(Eyes of the Aloe)
Did you watch a gibbous moon
entangled in those starfish eyes
of wise old thorny Kokerboom
beneath Namakwa’s starry skies?
Did you touch his horny hide
and ask him pardon for your rude
request that he in you confide
his thoughts and secrets un-eschewed?
Did he take you far away
beyond the feeble lunar glow
into his gleaming milky way
to places only Kokers know?
Where spirits fly on angel wings
for starfish eyes can see all things.
© WW Schwim, 2014
Namaqualand in the Northern Cape is famous for its spectacular spring show of daisies but is also host many other strange plants.
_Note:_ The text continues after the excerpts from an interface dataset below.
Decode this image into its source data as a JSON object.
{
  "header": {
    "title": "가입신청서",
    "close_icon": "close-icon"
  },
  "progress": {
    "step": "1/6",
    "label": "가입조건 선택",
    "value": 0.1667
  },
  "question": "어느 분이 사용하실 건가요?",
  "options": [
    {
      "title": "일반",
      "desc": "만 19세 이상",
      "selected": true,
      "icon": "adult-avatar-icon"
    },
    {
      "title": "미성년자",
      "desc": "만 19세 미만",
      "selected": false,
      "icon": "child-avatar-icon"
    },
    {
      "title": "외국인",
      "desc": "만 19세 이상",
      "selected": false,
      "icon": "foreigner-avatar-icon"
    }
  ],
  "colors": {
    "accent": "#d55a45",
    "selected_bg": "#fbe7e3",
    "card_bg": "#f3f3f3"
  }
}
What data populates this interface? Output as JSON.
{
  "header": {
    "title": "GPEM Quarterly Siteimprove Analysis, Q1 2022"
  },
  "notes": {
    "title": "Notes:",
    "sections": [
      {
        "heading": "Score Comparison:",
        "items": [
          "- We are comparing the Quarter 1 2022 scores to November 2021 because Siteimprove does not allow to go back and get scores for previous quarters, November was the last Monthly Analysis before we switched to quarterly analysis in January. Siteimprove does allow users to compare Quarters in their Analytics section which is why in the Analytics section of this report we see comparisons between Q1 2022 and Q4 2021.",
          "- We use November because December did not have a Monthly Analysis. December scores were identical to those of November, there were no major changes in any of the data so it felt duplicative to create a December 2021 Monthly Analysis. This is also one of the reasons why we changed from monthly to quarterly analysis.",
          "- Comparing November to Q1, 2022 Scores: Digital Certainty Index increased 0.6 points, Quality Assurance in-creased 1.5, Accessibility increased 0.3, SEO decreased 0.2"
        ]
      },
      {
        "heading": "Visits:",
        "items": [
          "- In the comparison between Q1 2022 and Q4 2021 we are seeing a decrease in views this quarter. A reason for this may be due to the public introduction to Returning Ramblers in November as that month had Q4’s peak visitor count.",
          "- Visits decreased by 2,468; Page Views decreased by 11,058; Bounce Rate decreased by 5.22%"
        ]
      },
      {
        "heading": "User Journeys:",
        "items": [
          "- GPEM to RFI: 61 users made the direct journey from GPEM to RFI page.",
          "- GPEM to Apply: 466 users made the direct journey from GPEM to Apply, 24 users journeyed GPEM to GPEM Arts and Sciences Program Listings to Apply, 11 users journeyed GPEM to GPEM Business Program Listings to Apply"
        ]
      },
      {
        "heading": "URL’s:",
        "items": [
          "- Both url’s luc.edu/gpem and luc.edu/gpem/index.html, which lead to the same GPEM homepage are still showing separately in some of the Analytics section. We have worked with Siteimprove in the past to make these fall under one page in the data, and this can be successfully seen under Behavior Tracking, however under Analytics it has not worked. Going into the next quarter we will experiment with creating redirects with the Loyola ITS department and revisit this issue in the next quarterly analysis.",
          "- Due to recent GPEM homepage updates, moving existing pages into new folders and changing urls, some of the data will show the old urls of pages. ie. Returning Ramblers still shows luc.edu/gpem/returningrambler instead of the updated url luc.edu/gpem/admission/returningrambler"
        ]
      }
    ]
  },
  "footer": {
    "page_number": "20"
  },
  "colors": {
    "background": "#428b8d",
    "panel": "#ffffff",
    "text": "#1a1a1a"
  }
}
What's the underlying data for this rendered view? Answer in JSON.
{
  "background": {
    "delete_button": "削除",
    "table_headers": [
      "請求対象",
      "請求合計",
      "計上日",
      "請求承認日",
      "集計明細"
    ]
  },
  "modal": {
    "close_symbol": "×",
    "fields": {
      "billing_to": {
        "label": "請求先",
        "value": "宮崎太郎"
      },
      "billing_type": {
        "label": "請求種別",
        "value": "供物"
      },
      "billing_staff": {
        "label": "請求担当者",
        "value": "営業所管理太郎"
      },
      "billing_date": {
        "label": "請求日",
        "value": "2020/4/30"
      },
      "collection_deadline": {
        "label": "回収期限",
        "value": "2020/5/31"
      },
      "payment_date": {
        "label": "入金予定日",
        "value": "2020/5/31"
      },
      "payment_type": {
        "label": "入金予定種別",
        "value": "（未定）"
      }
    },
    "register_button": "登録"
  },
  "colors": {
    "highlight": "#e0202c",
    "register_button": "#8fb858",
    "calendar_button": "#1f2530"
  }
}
The Kokerboom or Quivertree (Aloe dichotomais) is actually a species of aloe that thrives in the harsh conditions of this desolate region.
Called Chotje by the indigenous San people who hollowed out the stem to make quivers for their arrows.
Some shaman practices considered it to be a guide in out of body travel.
Patricia Curtis: I disagree with you though I think the Kokerboom is sad and lonely on his rocky perch and can’t wait for the spring rains to bring the barren land to life.
If we can try to ignore what havoc mankind it inflicting on the earth, we can see evidence all around us that it is still a wonderful world.
I don’t just hug trees I talk to plants as well.
Wally Schwim: That old tree is so antisocial he even blossoms in the driest times when the other flowers sleep. Of course that is nature’ s way of providing food for bees and other creatures when they need it most. He not lonely but content in solitude although sometimes gathers in family groups. This is not to say he doesn’t respond to a friendly pat and is actually quite conversational once you get to know him. I think he distrusts people (for good reason) and that is why behaves so threatening to the casual passer by. I slept in a Kokerboom forest once, a very spiritual experience!